What is Mortgage Foreclosure?
Mortgage foreclosure simply means the deed can only be foreclosed through court action. Mortgage foreclosure is usually referred to as a judicial foreclosure.
A mortgage is a security document that allows the borrower to keep title of the property while using the property as security or collateral for a loan. The lender then places a lien on the property in the event the owner does not pay the agreed payment. When the borrower pays off the loan, the lender gives the borrower a satisfaction of mortgage that removes the lien from the property. About half the states in the U.S. use mortgage foreclosure as the means of satisfying the loan balance.

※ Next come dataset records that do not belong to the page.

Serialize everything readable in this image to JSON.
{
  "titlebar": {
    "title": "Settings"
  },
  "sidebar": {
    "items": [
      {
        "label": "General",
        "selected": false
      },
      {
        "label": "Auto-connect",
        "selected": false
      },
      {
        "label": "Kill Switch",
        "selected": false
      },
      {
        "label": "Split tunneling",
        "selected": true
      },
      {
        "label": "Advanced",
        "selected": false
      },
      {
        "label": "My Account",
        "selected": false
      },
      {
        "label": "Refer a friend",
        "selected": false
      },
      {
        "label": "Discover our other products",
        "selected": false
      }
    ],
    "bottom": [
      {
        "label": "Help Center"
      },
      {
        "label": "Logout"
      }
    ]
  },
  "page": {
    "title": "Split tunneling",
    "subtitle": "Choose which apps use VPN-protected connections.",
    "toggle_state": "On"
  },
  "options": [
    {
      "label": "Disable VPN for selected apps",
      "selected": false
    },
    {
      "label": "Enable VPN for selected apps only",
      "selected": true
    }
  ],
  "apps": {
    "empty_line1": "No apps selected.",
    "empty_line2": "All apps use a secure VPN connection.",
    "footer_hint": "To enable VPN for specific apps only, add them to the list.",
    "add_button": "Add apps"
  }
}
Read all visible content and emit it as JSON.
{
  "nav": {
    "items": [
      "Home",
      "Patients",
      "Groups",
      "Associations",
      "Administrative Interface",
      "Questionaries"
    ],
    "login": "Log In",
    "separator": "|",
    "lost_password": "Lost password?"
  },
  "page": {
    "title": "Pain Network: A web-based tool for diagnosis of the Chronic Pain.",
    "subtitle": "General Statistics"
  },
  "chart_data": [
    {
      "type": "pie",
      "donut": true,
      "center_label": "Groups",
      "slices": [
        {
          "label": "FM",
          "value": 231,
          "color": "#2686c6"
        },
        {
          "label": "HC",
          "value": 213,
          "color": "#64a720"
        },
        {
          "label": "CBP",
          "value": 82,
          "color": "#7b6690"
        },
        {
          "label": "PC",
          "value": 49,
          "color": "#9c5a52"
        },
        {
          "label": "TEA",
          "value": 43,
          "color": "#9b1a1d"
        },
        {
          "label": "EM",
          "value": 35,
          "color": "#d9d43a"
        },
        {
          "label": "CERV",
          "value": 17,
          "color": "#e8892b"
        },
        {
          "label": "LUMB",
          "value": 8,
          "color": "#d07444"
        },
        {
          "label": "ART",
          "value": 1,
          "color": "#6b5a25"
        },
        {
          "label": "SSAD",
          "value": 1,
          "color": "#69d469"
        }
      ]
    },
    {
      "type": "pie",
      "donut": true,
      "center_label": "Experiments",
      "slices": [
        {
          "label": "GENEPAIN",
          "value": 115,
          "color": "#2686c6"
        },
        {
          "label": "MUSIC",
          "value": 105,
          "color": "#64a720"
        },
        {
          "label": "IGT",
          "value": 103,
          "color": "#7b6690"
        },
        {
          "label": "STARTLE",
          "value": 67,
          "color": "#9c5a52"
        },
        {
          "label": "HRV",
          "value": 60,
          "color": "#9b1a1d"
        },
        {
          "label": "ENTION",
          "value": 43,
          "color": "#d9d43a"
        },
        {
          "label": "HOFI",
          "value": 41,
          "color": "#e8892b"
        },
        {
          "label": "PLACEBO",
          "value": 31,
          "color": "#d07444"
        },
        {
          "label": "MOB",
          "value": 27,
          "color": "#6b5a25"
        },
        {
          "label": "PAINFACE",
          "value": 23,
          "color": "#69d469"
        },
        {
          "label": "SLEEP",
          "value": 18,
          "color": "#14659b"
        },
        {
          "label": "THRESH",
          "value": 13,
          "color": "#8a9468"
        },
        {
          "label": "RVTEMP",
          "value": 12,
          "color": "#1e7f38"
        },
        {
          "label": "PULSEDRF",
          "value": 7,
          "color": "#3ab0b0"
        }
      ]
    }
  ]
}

As with most mortgage foreclosure lawsuits, it starts with a summons and a complaint is issued to the borrower and any other parties with inferior rights in the property. Usually the lenders attorney is the one who issues the notice. The complaint is usually filed in the court where the trial is to be held. Here is the interesting part. Once the borrower has been notified, he or she has 20 days to respond back to the court challenging them on the mortgage foreclosure lawsuit. Once this occurs, the court now has 40 days to respond back to the borrower. Keep in mind that each correspondence must be legit and deal with some specific part of the complaint. This process may go back and forth as long as the borrower finds something erroneous with the complaint. This slows a mortgage foreclosure greatly because it must go through the court system. It may go as long as a year if needs be or even longer. Bottom line, you as the investor needs to contact the borrower or homeowner during this time and negotiate a purchase of the distressed property. This is when the homeowner is greatly motivated and must make a decision quickly.